*** GIVEN INFORMATION ***

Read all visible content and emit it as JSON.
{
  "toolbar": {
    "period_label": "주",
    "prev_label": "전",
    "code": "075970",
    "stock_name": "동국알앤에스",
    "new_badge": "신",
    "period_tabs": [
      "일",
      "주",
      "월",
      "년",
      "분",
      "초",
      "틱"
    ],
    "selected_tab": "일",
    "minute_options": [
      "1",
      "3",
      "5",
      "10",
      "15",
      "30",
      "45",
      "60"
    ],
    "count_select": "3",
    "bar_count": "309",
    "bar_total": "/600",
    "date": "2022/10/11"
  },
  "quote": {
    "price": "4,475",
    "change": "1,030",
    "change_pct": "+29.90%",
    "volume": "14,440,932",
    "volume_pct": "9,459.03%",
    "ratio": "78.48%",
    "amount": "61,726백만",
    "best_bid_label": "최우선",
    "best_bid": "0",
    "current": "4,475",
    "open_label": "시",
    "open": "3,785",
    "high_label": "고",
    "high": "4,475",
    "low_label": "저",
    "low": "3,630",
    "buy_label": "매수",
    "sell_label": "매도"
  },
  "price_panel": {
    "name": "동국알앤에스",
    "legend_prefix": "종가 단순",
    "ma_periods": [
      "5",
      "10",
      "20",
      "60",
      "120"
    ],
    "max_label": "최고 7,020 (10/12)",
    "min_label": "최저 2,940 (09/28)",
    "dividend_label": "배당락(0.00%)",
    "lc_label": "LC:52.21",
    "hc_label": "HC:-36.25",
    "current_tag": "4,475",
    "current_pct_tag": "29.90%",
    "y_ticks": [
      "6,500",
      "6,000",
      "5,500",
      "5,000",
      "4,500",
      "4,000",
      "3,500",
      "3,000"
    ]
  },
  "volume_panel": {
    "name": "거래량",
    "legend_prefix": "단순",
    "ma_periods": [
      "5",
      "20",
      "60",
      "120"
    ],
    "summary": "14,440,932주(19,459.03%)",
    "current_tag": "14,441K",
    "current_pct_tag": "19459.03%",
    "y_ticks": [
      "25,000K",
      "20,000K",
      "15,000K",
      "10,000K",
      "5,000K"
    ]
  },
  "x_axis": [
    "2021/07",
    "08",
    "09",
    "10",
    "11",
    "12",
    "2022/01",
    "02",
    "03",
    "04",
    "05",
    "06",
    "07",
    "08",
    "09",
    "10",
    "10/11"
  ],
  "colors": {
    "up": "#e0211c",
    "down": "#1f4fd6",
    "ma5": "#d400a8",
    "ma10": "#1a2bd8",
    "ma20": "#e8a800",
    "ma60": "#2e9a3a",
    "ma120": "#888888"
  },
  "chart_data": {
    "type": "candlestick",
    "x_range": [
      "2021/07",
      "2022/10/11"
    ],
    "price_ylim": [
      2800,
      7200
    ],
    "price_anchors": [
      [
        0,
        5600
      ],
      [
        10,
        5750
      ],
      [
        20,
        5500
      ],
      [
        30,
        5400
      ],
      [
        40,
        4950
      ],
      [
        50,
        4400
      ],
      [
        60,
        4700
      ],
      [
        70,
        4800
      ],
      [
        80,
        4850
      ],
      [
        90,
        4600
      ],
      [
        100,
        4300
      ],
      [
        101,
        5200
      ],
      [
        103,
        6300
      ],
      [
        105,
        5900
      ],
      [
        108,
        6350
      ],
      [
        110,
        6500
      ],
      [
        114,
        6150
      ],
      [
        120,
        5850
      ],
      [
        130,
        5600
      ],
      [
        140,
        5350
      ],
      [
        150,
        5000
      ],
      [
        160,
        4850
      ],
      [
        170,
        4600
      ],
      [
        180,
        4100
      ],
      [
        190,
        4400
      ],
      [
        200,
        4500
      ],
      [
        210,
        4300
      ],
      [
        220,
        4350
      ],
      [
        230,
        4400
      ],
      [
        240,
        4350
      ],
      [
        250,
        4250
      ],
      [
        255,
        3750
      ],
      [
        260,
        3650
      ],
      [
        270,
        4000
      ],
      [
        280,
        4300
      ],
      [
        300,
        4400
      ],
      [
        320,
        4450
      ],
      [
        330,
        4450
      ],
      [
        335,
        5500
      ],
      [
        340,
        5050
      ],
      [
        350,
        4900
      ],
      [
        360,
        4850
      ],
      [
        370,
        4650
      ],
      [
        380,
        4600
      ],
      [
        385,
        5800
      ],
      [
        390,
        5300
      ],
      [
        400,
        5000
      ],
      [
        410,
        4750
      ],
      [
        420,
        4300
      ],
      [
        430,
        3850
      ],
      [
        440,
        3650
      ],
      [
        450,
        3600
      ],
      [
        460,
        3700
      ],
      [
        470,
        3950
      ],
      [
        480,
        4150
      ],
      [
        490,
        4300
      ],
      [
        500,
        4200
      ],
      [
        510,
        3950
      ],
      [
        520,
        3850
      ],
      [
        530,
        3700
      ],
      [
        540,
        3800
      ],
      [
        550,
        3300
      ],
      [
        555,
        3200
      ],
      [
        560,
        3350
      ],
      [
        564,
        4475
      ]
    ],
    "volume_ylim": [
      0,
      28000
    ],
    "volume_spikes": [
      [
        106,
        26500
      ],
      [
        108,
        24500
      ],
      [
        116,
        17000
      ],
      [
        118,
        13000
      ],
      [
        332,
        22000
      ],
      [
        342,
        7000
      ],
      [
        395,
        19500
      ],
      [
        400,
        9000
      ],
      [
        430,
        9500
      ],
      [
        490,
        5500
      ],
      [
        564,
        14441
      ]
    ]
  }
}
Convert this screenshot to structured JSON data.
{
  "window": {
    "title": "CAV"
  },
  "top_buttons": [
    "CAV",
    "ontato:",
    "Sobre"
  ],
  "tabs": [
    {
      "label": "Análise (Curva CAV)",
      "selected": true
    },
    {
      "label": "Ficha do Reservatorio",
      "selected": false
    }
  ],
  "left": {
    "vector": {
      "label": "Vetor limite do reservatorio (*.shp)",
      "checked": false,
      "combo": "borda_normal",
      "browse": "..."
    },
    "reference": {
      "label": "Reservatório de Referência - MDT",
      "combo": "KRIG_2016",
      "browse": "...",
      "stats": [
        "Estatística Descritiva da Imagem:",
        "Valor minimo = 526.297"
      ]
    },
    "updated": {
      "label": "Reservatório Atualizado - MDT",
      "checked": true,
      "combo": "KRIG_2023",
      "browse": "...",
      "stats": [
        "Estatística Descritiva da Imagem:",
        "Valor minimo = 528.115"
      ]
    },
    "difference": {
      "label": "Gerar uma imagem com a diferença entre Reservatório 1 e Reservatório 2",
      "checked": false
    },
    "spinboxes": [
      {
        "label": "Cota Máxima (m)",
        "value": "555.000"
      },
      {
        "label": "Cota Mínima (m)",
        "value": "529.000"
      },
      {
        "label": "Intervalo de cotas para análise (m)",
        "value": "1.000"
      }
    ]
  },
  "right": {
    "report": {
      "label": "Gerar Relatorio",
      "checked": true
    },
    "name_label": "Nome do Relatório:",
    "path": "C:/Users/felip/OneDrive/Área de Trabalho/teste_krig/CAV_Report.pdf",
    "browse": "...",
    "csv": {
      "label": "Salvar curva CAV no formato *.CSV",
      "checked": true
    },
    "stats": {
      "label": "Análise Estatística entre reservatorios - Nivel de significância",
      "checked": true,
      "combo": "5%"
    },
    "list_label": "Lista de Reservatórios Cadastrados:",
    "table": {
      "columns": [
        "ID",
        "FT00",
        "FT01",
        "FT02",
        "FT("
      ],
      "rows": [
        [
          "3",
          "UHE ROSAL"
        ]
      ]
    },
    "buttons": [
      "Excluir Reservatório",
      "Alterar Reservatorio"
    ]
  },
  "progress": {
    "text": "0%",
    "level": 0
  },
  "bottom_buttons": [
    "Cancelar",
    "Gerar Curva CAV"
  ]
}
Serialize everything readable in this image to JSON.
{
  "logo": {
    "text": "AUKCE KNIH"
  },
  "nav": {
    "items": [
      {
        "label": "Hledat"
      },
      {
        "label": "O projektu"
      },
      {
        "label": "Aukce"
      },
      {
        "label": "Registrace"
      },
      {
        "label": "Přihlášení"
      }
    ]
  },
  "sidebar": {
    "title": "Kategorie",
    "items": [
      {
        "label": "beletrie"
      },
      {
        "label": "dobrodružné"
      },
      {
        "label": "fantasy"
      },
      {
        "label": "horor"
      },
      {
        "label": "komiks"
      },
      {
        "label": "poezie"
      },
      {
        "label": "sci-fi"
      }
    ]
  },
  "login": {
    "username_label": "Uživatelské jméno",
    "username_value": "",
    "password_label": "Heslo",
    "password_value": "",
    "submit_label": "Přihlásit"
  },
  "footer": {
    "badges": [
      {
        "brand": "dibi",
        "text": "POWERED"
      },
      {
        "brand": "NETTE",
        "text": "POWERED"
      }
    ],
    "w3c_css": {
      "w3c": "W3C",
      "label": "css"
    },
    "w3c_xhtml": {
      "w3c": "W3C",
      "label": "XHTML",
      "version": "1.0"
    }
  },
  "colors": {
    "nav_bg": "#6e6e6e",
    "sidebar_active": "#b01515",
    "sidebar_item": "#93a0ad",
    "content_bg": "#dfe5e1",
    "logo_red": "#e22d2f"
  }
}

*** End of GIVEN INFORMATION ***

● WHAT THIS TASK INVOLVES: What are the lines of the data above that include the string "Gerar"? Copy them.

● SOLVED EXERCISE:
      "label": "Gerar uma imagem com a diferença entre Reservatório 1 e Reservatório 2",
      "label": "Gerar Relatorio",
    "Gerar Curva CAV"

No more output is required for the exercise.